■ TASK DIRECTIONS
Reproduce all entries precisely as they are written.

(Data records for software interfaces)
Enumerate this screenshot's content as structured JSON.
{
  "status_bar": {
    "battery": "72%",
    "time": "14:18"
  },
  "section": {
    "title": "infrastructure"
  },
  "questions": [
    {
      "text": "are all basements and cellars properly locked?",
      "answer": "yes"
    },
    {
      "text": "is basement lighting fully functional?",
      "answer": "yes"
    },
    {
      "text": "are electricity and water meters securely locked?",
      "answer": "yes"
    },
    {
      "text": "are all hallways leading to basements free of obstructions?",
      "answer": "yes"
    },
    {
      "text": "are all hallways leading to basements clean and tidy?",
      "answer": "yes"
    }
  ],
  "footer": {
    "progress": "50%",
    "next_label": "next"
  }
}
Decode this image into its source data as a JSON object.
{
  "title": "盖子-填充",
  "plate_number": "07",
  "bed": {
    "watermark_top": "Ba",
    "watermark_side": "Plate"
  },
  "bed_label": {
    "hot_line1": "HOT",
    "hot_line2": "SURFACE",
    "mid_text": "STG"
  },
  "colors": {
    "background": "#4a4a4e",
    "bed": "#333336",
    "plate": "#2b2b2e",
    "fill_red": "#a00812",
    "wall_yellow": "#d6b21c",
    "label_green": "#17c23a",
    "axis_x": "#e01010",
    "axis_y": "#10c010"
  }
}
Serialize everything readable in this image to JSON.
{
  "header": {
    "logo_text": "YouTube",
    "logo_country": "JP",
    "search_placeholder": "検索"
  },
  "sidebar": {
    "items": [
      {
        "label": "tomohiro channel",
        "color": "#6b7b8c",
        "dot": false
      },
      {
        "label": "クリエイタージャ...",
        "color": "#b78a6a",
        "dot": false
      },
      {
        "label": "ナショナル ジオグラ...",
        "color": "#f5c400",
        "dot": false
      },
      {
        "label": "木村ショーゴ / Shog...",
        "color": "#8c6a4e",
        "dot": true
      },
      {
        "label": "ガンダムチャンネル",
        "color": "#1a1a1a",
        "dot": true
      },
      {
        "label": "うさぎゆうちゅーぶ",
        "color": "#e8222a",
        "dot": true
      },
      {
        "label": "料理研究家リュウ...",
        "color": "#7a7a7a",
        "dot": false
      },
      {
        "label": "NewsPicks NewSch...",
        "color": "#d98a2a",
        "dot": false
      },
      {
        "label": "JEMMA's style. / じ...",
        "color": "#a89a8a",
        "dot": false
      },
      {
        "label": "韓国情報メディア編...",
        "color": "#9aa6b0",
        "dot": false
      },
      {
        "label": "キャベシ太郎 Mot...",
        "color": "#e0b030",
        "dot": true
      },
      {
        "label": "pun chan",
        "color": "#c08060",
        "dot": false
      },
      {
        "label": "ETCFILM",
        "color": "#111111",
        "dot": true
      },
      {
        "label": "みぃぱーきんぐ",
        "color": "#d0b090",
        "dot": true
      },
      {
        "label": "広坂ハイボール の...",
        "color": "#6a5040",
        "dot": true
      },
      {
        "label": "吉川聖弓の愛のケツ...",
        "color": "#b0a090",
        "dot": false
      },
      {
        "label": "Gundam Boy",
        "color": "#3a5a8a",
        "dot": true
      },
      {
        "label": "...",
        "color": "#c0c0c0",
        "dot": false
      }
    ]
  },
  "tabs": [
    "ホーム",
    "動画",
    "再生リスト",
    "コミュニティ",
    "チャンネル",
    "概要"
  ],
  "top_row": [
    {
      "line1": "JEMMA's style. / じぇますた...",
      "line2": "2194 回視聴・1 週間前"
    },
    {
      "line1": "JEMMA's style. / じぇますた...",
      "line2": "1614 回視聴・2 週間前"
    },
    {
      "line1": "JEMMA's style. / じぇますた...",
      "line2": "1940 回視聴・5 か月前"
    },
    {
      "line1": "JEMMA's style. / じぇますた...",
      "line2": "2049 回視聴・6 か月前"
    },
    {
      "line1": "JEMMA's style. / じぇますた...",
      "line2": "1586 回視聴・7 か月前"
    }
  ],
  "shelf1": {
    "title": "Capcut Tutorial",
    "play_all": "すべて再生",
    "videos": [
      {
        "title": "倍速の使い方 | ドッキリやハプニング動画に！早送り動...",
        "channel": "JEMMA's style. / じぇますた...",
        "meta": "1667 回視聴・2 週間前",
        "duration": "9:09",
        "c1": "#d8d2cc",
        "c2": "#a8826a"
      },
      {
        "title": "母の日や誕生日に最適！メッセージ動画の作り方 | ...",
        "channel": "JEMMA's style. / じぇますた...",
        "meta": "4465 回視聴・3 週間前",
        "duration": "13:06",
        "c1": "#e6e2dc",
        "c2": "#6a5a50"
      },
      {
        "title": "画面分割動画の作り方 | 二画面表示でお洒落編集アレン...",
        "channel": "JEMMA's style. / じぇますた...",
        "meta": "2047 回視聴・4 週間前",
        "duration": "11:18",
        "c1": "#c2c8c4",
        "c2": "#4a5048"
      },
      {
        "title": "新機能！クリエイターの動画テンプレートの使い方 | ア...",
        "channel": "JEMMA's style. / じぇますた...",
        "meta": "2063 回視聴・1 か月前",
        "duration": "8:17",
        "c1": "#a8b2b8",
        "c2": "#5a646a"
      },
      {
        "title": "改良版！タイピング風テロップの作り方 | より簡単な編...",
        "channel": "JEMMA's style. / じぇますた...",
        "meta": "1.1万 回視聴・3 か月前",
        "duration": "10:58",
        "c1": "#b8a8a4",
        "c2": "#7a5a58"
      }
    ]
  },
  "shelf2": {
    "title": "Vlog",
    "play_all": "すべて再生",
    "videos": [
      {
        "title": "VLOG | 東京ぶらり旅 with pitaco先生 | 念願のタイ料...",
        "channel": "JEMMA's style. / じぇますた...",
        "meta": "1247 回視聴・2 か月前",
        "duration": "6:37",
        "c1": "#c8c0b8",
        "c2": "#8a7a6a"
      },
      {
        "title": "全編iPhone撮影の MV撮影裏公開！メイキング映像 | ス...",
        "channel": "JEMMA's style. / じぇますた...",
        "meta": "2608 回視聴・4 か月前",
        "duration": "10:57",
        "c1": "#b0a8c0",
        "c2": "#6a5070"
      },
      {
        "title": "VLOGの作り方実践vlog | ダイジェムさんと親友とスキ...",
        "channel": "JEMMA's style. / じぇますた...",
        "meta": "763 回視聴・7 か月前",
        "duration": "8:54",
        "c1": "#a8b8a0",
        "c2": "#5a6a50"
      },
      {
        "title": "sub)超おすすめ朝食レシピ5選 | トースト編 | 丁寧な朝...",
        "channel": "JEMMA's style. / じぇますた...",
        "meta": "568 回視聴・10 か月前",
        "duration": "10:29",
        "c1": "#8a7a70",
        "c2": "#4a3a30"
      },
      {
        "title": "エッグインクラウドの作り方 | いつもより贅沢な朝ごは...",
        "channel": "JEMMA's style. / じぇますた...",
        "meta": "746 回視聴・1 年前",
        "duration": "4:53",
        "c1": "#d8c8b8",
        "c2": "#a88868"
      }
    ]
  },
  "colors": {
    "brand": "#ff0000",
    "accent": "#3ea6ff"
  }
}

■ ANSWER TO THIS TASK
Enumerate this screenshot's content as structured JSON.
{
  "status_bar": {
    "battery": "72%",
    "time": "14:18"
  },
  "section": {
    "title": "infrastructure"
  },
  "questions": [
    {
      "text": "are all basements and cellars properly locked?",
      "answer": "yes"
    },
    {
      "text": "is basement lighting fully functional?",
      "answer": "yes"
    },
    {
      "text": "are electricity and water meters securely locked?",
      "answer": "yes"
    },
    {
      "text": "are all hallways leading to basements free of obstructions?",
      "answer": "yes"
    },
    {
      "text": "are all hallways leading to basements clean and tidy?",
      "answer": "yes"
    }
  ],
  "footer": {
    "progress": "50%",
    "next_label": "next"
  }
}
Decode this image into its source data as a JSON object.
{
  "title": "盖子-填充",
  "plate_number": "07",
  "bed": {
    "watermark_top": "Ba",
    "watermark_side": "Plate"
  },
  "bed_label": {
    "hot_line1": "HOT",
    "hot_line2": "SURFACE",
    "mid_text": "STG"
  },
  "colors": {
    "background": "#4a4a4e",
    "bed": "#333336",
    "plate": "#2b2b2e",
    "fill_red": "#a00812",
    "wall_yellow": "#d6b21c",
    "label_green": "#17c23a",
    "axis_x": "#e01010",
    "axis_y": "#10c010"
  }
}
Serialize everything readable in this image to JSON.
{
  "header": {
    "logo_text": "YouTube",
    "logo_country": "JP",
    "search_placeholder": "検索"
  },
  "sidebar": {
    "items": [
      {
        "label": "tomohiro channel",
        "color": "#6b7b8c",
        "dot": false
      },
      {
        "label": "クリエイタージャ...",
        "color": "#b78a6a",
        "dot": false
      },
      {
        "label": "ナショナル ジオグラ...",
        "color": "#f5c400",
        "dot": false
      },
      {
        "label": "木村ショーゴ / Shog...",
        "color": "#8c6a4e",
        "dot": true
      },
      {
        "label": "ガンダムチャンネル",
        "color": "#1a1a1a",
        "dot": true
      },
      {
        "label": "うさぎゆうちゅーぶ",
        "color": "#e8222a",
        "dot": true
      },
      {
        "label": "料理研究家リュウ...",
        "color": "#7a7a7a",
        "dot": false
      },
      {
        "label": "NewsPicks NewSch...",
        "color": "#d98a2a",
        "dot": false
      },
      {
        "label": "JEMMA's style. / じ...",
        "color": "#a89a8a",
        "dot": false
      },
      {
        "label": "韓国情報メディア編...",
        "color": "#9aa6b0",
        "dot": false
      },
      {
        "label": "キャベシ太郎 Mot...",
        "color": "#e0b030",
        "dot": true
      },
      {
        "label": "pun chan",
        "color": "#c08060",
        "dot": false
      },
      {
        "label": "ETCFILM",
        "color": "#111111",
        "dot": true
      },
      {
        "label": "みぃぱーきんぐ",
        "color": "#d0b090",
        "dot": true
      },
      {
        "label": "広坂ハイボール の...",
        "color": "#6a5040",
        "dot": true
      },
      {
        "label": "吉川聖弓の愛のケツ...",
        "color": "#b0a090",
        "dot": false
      },
      {
        "label": "Gundam Boy",
        "color": "#3a5a8a",
        "dot": true
      },
      {
        "label": "...",
        "color": "#c0c0c0",
        "dot": false
      }
    ]
  },
  "tabs": [
    "ホーム",
    "動画",
    "再生リスト",
    "コミュニティ",
    "チャンネル",
    "概要"
  ],
  "top_row": [
    {
      "line1": "JEMMA's style. / じぇますた...",
      "line2": "2194 回視聴・1 週間前"
    },
    {
      "line1": "JEMMA's style. / じぇますた...",
      "line2": "1614 回視聴・2 週間前"
    },
    {
      "line1": "JEMMA's style. / じぇますた...",
      "line2": "1940 回視聴・5 か月前"
    },
    {
      "line1": "JEMMA's style. / じぇますた...",
      "line2": "2049 回視聴・6 か月前"
    },
    {
      "line1": "JEMMA's style. / じぇますた...",
      "line2": "1586 回視聴・7 か月前"
    }
  ],
  "shelf1": {
    "title": "Capcut Tutorial",
    "play_all": "すべて再生",
    "videos": [
      {
        "title": "倍速の使い方 | ドッキリやハプニング動画に！早送り動...",
        "channel": "JEMMA's style. / じぇますた...",
        "meta": "1667 回視聴・2 週間前",
        "duration": "9:09",
        "c1": "#d8d2cc",
        "c2": "#a8826a"
      },
      {
        "title": "母の日や誕生日に最適！メッセージ動画の作り方 | ...",
        "channel": "JEMMA's style. / じぇますた...",
        "meta": "4465 回視聴・3 週間前",
        "duration": "13:06",
        "c1": "#e6e2dc",
        "c2": "#6a5a50"
      },
      {
        "title": "画面分割動画の作り方 | 二画面表示でお洒落編集アレン...",
        "channel": "JEMMA's style. / じぇますた...",
        "meta": "2047 回視聴・4 週間前",
        "duration": "11:18",
        "c1": "#c2c8c4",
        "c2": "#4a5048"
      },
      {
        "title": "新機能！クリエイターの動画テンプレートの使い方 | ア...",
        "channel": "JEMMA's style. / じぇますた...",
        "meta": "2063 回視聴・1 か月前",
        "duration": "8:17",
        "c1": "#a8b2b8",
        "c2": "#5a646a"
      },
      {
        "title": "改良版！タイピング風テロップの作り方 | より簡単な編...",
        "channel": "JEMMA's style. / じぇますた...",
        "meta": "1.1万 回視聴・3 か月前",
        "duration": "10:58",
        "c1": "#b8a8a4",
        "c2": "#7a5a58"
      }
    ]
  },
  "shelf2": {
    "title": "Vlog",
    "play_all": "すべて再生",
    "videos": [
      {
        "title": "VLOG | 東京ぶらり旅 with pitaco先生 | 念願のタイ料...",
        "channel": "JEMMA's style. / じぇますた...",
        "meta": "1247 回視聴・2 か月前",
        "duration": "6:37",
        "c1": "#c8c0b8",
        "c2": "#8a7a6a"
      },
      {
        "title": "全編iPhone撮影の MV撮影裏公開！メイキング映像 | ス...",
        "channel": "JEMMA's style. / じぇますた...",
        "meta": "2608 回視聴・4 か月前",
        "duration": "10:57",
        "c1": "#b0a8c0",
        "c2": "#6a5070"
      },
      {
        "title": "VLOGの作り方実践vlog | ダイジェムさんと親友とスキ...",
        "channel": "JEMMA's style. / じぇますた...",
        "meta": "763 回視聴・7 か月前",
        "duration": "8:54",
        "c1": "#a8b8a0",
        "c2": "#5a6a50"
      },
      {
        "title": "sub)超おすすめ朝食レシピ5選 | トースト編 | 丁寧な朝...",
        "channel": "JEMMA's style. / じぇますた...",
        "meta": "568 回視聴・10 か月前",
        "duration": "10:29",
        "c1": "#8a7a70",
        "c2": "#4a3a30"
      },
      {
        "title": "エッグインクラウドの作り方 | いつもより贅沢な朝ごは...",
        "channel": "JEMMA's style. / じぇますた...",
        "meta": "746 回視聴・1 年前",
        "duration": "4:53",
        "c1": "#d8c8b8",
        "c2": "#a88868"
      }
    ]
  },
  "colors": {
    "brand": "#ff0000",
    "accent": "#3ea6ff"
  }
}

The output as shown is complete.